Say how many lines in the following entries include "name", and add nothing else.

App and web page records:
▬▬▬▬▬▬
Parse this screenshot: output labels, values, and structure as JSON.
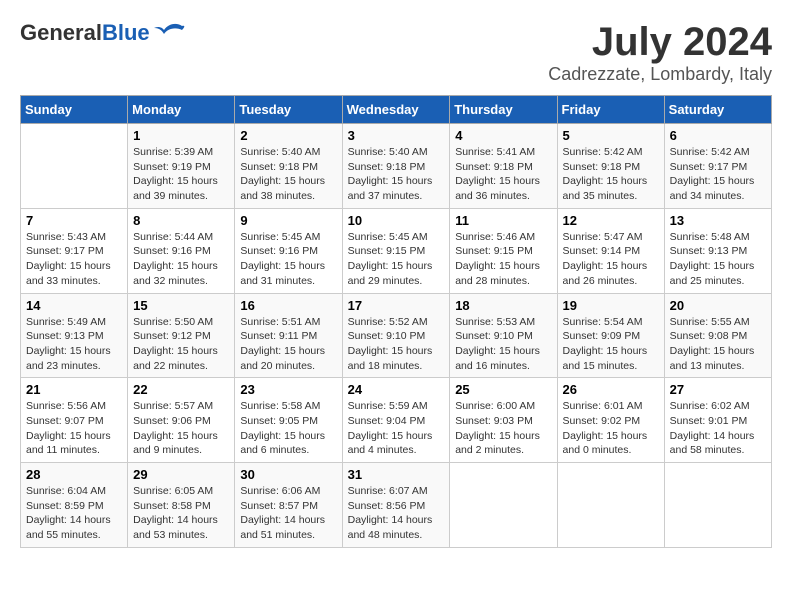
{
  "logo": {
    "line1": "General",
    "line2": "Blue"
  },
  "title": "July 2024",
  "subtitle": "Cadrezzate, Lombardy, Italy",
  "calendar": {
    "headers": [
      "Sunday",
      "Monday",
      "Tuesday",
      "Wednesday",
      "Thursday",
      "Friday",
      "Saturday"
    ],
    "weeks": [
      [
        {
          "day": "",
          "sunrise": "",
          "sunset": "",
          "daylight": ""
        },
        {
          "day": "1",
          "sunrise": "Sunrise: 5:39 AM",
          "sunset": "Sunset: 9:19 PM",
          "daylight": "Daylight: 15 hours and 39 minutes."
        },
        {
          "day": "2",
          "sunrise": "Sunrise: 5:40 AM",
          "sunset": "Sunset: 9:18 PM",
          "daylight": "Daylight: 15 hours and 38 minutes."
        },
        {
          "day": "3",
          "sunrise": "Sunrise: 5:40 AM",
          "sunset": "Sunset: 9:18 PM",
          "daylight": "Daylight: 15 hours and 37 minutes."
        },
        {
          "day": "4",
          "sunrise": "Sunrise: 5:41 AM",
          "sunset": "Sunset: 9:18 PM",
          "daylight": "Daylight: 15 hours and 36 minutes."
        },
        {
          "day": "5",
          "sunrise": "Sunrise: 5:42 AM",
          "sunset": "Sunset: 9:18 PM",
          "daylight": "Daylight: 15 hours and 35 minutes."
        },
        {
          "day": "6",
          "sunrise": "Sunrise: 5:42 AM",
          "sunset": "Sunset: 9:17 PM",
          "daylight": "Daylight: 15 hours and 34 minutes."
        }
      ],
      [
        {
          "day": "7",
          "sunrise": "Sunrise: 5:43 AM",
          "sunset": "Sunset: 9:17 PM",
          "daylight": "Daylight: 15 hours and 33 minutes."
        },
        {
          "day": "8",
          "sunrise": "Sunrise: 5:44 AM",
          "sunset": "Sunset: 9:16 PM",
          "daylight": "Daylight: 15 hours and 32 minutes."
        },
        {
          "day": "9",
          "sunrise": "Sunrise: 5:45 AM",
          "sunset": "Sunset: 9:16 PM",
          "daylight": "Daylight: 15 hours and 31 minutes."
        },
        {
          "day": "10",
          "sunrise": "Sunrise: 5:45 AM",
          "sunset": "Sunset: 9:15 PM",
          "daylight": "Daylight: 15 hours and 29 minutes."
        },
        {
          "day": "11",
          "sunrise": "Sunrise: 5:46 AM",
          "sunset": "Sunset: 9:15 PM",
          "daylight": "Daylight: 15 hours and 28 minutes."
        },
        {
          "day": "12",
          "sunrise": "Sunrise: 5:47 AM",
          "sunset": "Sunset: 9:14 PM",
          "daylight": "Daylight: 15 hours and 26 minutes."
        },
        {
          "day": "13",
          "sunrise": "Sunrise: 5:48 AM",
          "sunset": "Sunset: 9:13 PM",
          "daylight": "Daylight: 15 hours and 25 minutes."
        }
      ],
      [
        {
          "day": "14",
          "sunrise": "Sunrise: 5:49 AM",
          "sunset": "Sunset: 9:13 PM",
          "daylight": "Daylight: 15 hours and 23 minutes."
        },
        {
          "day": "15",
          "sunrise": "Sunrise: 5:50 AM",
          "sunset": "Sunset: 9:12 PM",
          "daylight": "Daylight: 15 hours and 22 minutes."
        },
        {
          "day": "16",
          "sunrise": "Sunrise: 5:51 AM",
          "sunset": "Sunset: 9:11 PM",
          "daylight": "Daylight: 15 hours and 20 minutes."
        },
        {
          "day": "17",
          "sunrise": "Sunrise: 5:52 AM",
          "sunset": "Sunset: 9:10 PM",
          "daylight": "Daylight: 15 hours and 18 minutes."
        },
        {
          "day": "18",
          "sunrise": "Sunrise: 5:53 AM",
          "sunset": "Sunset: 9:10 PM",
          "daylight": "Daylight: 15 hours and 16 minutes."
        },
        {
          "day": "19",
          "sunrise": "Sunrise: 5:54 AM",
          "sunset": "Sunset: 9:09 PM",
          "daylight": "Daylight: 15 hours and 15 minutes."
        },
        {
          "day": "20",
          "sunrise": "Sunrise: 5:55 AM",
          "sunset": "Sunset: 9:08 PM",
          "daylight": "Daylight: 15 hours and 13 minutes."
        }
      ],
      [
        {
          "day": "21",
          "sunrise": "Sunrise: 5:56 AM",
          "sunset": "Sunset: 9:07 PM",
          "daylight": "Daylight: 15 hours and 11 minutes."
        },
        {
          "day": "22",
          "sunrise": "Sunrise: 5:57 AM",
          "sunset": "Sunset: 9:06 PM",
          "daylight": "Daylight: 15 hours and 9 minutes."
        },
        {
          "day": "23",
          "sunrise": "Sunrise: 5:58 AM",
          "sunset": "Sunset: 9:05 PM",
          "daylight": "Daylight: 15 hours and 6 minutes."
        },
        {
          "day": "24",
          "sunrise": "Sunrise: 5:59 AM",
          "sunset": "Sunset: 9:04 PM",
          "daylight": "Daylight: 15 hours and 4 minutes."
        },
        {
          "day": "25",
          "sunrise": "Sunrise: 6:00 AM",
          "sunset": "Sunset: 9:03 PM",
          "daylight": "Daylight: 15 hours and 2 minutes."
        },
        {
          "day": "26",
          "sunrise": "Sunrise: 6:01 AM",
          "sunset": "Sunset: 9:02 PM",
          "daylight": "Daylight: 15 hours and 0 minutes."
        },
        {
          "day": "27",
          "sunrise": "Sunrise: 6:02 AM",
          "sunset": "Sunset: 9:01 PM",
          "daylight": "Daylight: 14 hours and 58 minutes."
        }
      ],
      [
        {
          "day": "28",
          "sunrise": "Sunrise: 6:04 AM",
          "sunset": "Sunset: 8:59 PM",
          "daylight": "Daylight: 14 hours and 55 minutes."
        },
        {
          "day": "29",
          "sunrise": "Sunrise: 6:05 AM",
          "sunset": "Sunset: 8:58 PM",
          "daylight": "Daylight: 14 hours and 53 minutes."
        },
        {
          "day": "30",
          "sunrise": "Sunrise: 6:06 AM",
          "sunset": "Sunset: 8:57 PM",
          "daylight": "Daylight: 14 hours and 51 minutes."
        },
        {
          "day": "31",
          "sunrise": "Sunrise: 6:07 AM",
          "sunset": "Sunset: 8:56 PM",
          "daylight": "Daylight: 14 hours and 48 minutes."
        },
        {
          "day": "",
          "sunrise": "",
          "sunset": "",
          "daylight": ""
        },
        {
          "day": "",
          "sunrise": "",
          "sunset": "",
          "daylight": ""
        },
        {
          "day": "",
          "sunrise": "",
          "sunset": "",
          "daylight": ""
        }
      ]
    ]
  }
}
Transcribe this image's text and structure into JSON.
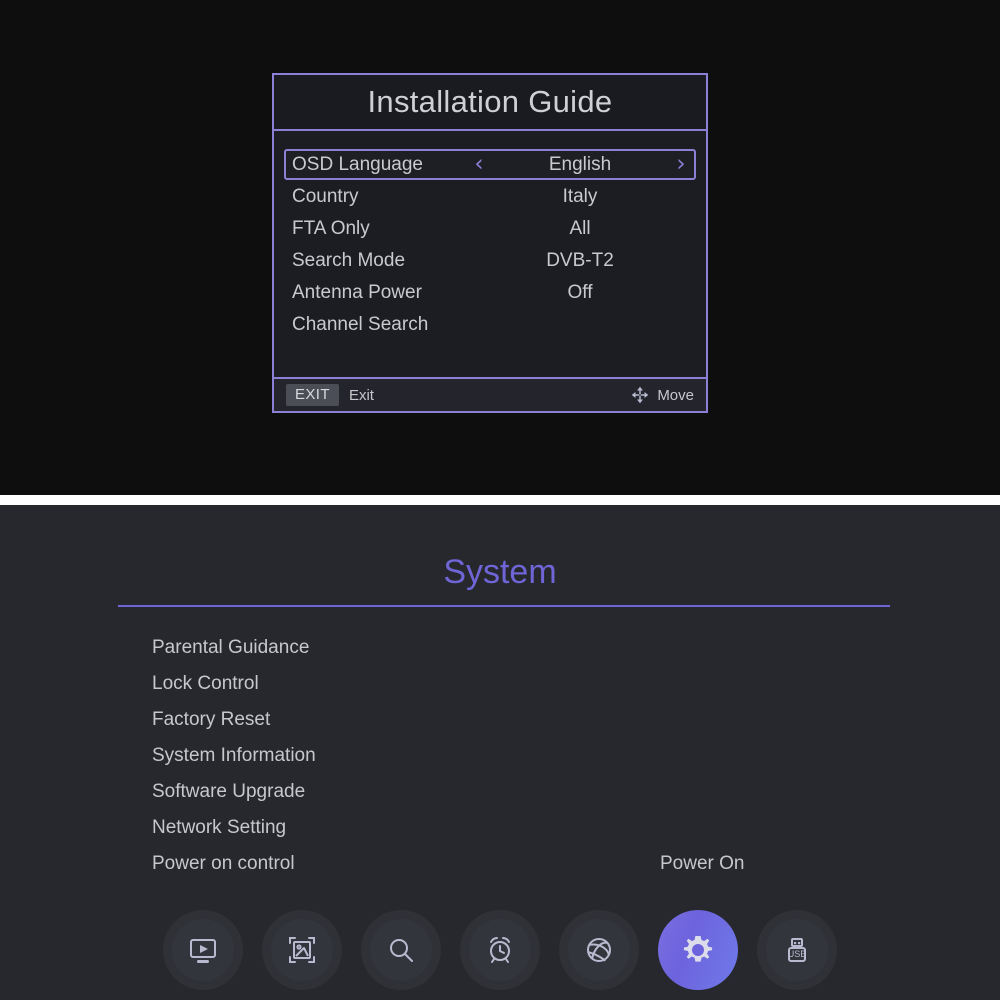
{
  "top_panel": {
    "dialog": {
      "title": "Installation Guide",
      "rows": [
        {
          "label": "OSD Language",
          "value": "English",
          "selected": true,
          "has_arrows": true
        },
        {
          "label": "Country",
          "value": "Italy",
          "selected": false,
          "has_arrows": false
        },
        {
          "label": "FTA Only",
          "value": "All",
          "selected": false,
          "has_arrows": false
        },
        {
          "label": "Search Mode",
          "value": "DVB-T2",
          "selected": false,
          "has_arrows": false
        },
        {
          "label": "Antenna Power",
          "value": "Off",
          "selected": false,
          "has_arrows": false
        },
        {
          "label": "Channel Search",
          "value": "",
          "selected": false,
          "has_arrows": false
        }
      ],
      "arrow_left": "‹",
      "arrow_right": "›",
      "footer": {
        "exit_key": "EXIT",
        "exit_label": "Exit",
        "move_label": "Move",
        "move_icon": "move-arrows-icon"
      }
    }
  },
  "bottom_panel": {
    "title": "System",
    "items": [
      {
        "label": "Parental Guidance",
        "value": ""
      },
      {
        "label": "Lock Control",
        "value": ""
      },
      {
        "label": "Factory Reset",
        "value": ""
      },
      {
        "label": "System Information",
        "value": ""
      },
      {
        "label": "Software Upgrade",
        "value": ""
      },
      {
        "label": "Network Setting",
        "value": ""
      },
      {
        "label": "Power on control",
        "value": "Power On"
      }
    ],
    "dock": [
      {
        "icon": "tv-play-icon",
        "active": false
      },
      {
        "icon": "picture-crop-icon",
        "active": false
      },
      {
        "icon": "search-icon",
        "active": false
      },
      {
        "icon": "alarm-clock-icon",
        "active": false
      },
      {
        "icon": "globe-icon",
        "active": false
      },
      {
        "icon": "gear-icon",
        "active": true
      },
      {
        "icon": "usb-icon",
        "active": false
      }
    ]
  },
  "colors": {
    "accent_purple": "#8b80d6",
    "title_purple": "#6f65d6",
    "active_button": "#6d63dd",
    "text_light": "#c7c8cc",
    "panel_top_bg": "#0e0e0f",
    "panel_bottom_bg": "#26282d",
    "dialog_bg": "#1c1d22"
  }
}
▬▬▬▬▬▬
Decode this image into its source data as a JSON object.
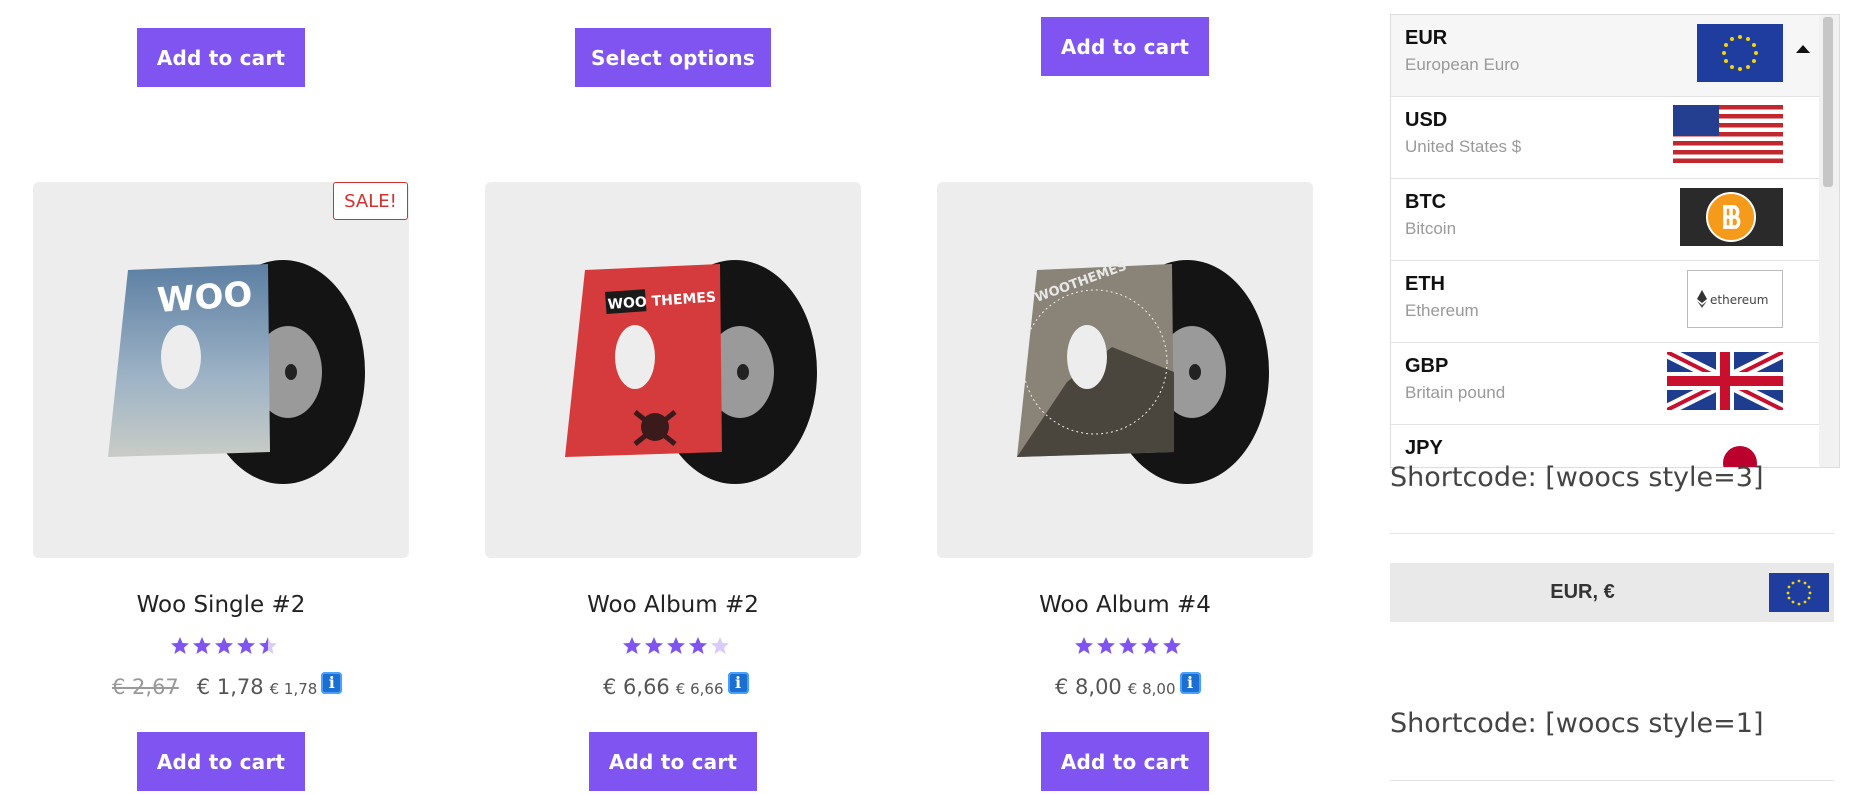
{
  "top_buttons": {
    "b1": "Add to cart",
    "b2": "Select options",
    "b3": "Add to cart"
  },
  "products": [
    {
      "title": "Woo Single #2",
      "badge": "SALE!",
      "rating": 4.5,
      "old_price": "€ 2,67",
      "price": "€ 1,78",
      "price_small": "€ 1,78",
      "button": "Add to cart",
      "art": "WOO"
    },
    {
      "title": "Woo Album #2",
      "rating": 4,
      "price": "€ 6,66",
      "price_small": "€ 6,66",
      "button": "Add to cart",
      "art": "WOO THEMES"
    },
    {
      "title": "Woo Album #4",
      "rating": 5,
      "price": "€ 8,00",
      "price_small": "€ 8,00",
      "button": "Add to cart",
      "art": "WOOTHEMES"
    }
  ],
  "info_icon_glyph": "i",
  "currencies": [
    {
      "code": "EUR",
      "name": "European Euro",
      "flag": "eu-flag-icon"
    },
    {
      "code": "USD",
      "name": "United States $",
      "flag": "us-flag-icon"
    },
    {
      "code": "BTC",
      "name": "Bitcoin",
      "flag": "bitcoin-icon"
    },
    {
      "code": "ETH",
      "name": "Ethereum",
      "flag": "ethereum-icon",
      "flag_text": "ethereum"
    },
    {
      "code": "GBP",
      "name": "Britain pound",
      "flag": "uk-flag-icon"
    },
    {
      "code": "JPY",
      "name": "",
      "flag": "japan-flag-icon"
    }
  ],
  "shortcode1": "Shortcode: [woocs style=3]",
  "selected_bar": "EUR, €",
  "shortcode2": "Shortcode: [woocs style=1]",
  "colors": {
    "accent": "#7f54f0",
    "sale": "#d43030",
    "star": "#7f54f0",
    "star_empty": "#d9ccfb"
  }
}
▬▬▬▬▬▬
• _SOLUTION FOR THIS EXERCISE_
6